In part, the issues are structural: Without a captive audience, like a college or high school or office, it’s hard to reach young people, who often move. And technology is only as good as the network; if online peer pressure can encourage voting among a certain group of friends, it can also do the opposite when friends are not voting. It is, also, a sign of the way we conduct elections—on an inconvenient day, on off years, with little media coverage of the actual issues at stake. A CIRCLE report found that young voters are often the most unsure of where to vote, what’s on the ballot, what’s real and fake news, and often have trouble finding someone to cover their shift, so they can work.

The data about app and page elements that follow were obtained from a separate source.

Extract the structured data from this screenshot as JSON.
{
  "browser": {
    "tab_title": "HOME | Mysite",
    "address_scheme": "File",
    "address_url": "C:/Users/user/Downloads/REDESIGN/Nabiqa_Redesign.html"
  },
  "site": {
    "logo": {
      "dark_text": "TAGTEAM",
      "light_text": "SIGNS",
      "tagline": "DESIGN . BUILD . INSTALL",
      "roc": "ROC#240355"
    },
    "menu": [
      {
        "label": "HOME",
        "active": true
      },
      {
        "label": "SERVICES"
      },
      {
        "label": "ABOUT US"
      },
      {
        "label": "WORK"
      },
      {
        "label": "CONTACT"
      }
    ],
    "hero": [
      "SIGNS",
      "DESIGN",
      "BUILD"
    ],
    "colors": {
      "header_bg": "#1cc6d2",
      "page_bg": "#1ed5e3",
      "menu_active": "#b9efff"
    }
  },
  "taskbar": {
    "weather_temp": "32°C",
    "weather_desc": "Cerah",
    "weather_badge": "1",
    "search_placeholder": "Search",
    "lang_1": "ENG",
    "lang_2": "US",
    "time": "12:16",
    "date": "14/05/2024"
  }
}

They also said voting itself was often a dismal experience, with poll workers who seemed to discourage their participation, didn’t look anything like them and didn’t seem willing to help. This was more true among communities of color, like those in many Philly neighborhoods.
In Philly, there is some effort to combat these issues: The Committee of Seventy’s Election Ambassadors program recruits student volunteers to be non-partisan poll-watchers on Election Day, something at least a few high school teachers have encouraged their students to do. The Commissioners Office is also launching an effort to bring in more, younger and more diverse, poll-watchers to voting centers around the city.
And, starting last year, several area schools have made a more concerted effort to register high school seniors, and get them to the polls—something that helped to bring 7,000 new voters out in November—before they leave and become harder to communicate with. This is work that several local organizations jumped in last year, including VoteThatJawn, a citywide effort led by Penn’s Lorene Cary; Asian-American organization SEAMAAC, which leads vote drives in schools; the Caucus of Working Educators; and Inspire U.S., which now has a local office.
It also takes young civically-minded citizens like Falk, who in addition to her GOTV work at Penn, has volunteered to lead Inspire’s registration drive at 3,100-person Northeast High School, an effort that started in earnest this week. Could that make 2019 a historic municipal race in Philly for youth turnout? It’s hard to say, but this is also a long game—beyond even 2020, to a lifetime of voting.
When she was in high school, Falk’s GOTV efforts included registering students, taking their names and numbers, and then calling them on the phone to ask them to pledge to vote, and to remind them on election day. As a “really big fan of local elections,” Falk this year is helping Penn Leads the Vote create the Franklin Cup, an incentive program to give out raffle tickets for AirPods and other things when students table, register, get friends to register, and host GOTV events.
Falk says her years of youth voter drives has convinced her—as it has McAndrews and others who work with young people—that her peers are ready to make their voices heard, both in protests and in the polls. That’s what makes her huge personal efforts worth it. “The best part is when I hear people say to me, ‘In past years, I didn’t see the value, now I do, and I understand why being engaged in voting and civics is going to make a better community,’” she says. “That happens a lot. It’s why I do it. I find it inspiring every time.”
This article is supported by the Solutions Journalism Network, a nonprofit dedicated to rigorous and compelling reporting about responses to social problems.Photo via Penn Leads the Vote Facebook